In the weeks following the mass deportation in April, it was alleged by the deported South Asian migrants that ICE forcefully placed them in “body bags” and that officers shocked them with Tasers. DRUM has been in touch with some of the Bangladeshis who were deported. Ahmed said many returned to Bangladesh, but there were others who remain in hiding.

“There are a few of them [who were deported] who despite being in Bangladesh for three months, have not returned to their homes because their homes keep getting visited by police or intelligence,” Ahmed said.

The Bangladeshi men escaped to the United States because of their affiliations and activities with the Bangladesh Nationalist Party (BNP), the opposition party in Bangladesh, as Rewire reported in April. Being affiliated with this party, advocates said, has made them targets of the Bangladesh Awami League, the country’s governing party.

DHS last year adopted the position that BNP, the second largest political party in Bangladesh, is an “undesignated ‘Tier III’ terrorist organization” and that members of the BNP are ineligible for asylum or withholding of removal due to alleged engagement in terrorist activities. It is unclear how many of the estimated four dozen men who will be deported this week are from Bangladesh.
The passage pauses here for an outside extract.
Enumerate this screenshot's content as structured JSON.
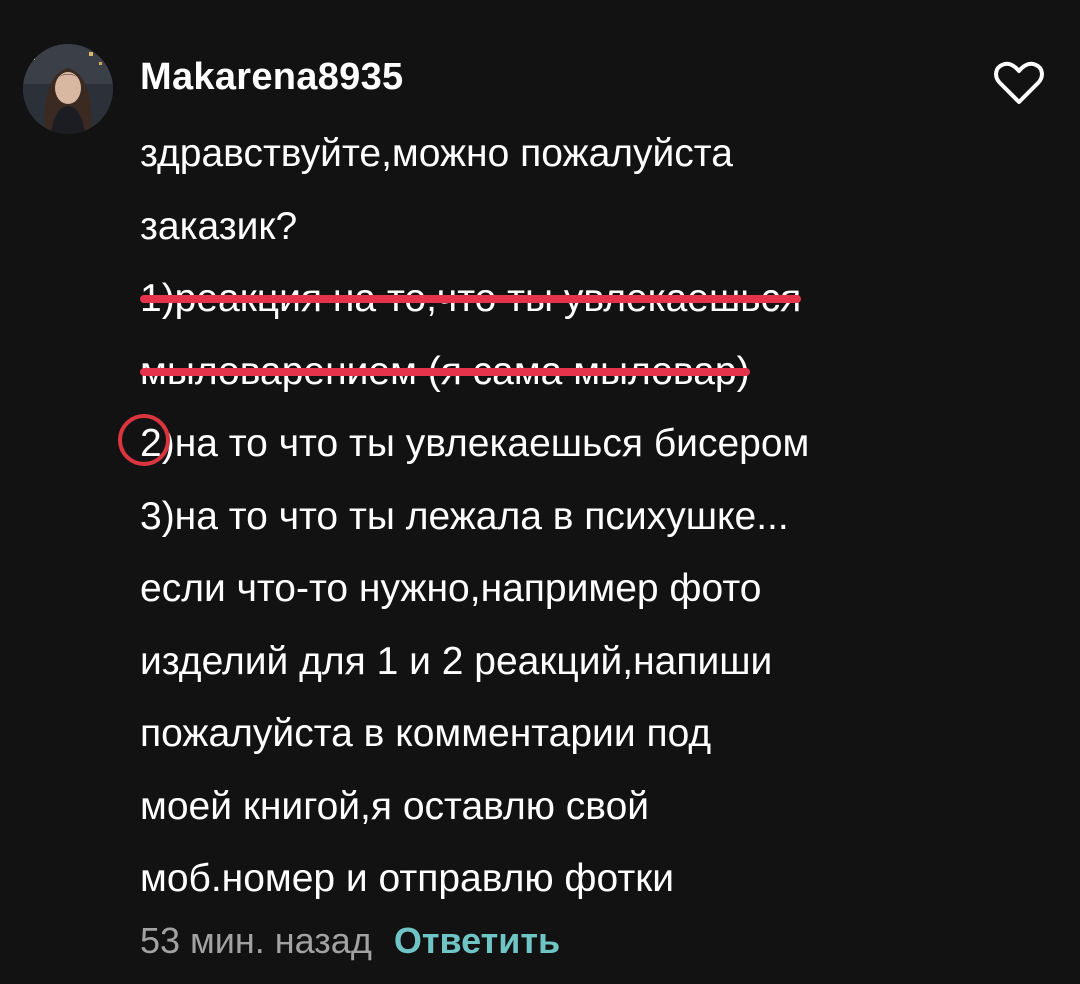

Ahmed said that mass deportations of a particular group are not unusual. When there are many migrants from the same country who are going to be deported, DHS arranges large charter flights. However, South Asian asylum seekers appear to be targeted in a different way. After two years in detention, the four dozen men set to be deported have been denied due process for their asylum requests, according to Ahmed.

“South Asians are coming here and being locked in detention for indefinite periods and the ability for anybody, but especially smaller communities, to win their asylum cases while inside detention is nearly impossible,” Ahmed told Rewire. “South Asians also continue to get the highest bond amounts, from $20,000 to $50,000. All of this prevents them from being able to properly present their asylum cases. The fact that those who have been deported back to Bangladesh are still afraid to go back to their homes proves that they were in the United States because they feared for their safety. They don’t get a chance to properly file their cases while in detention.”
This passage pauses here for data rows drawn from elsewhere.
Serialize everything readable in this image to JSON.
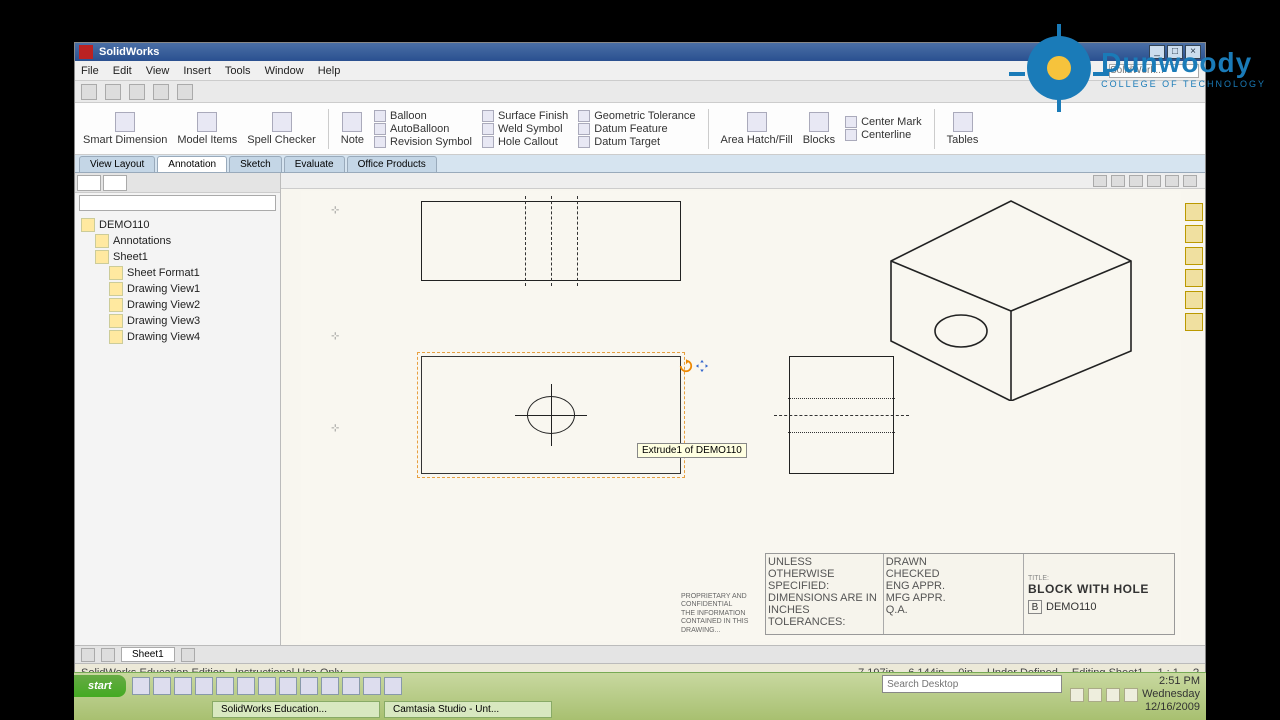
{
  "app": {
    "title": "SolidWorks",
    "search_placeholder": "SolidWork..."
  },
  "menu": {
    "file": "File",
    "edit": "Edit",
    "view": "View",
    "insert": "Insert",
    "tools": "Tools",
    "window": "Window",
    "help": "Help"
  },
  "ribbon": {
    "smart_dimension": "Smart Dimension",
    "model_items": "Model Items",
    "spell_checker": "Spell Checker",
    "note": "Note",
    "balloon": "Balloon",
    "autoballoon": "AutoBalloon",
    "revision_symbol": "Revision Symbol",
    "surface_finish": "Surface Finish",
    "weld_symbol": "Weld Symbol",
    "hole_callout": "Hole Callout",
    "geometric_tolerance": "Geometric Tolerance",
    "datum_feature": "Datum Feature",
    "datum_target": "Datum Target",
    "area_hatch": "Area Hatch/Fill",
    "blocks": "Blocks",
    "center_mark": "Center Mark",
    "centerline": "Centerline",
    "tables": "Tables"
  },
  "tabs": {
    "view_layout": "View Layout",
    "annotation": "Annotation",
    "sketch": "Sketch",
    "evaluate": "Evaluate",
    "office_products": "Office Products"
  },
  "tree": {
    "root": "DEMO110",
    "annotations": "Annotations",
    "sheet": "Sheet1",
    "sheet_format": "Sheet Format1",
    "view1": "Drawing View1",
    "view2": "Drawing View2",
    "view3": "Drawing View3",
    "view4": "Drawing View4"
  },
  "canvas": {
    "tooltip": "Extrude1 of DEMO110"
  },
  "titleblock": {
    "title": "BLOCK WITH HOLE",
    "size": "B",
    "number": "DEMO110"
  },
  "sheet_tabs": {
    "sheet1": "Sheet1"
  },
  "status": {
    "edition": "SolidWorks Education Edition - Instructional Use Only",
    "x": "7.197in",
    "y": "6.144in",
    "z": "0in",
    "defined": "Under Defined",
    "editing": "Editing Sheet1",
    "scale": "1 : 1"
  },
  "taskbar": {
    "start": "start",
    "task1": "SolidWorks Education...",
    "task2": "Camtasia Studio - Unt...",
    "search_placeholder": "Search Desktop",
    "time": "2:51 PM",
    "day": "Wednesday",
    "date": "12/16/2009"
  },
  "logo": {
    "name": "Dunwoody",
    "sub": "COLLEGE OF TECHNOLOGY"
  }
}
Winning an asylum claim while in detention is rare. Access to legal counsel is limited inside detention centers, which are often in remote, rural areas.

As the Tahirih Justice Center reported, attorneys face “enormous hurdles in representing their clients, such as difficulty communicating regularly, prohibitions on meeting with and accompanying clients to appointments with immigration officials, restrictions on the use of office equipment in client meetings, and other difficulties would not exist if refugees were free to attend meetings in attorneys’ offices.”

“I worry about the situation they’re returning to and how they fear for their lives,” Ahmed said. “They’ve been identified by the government they were trying to escape and because of their participation in the hunger strike, they are believed to have dishonored their country. These men fear for their lives.”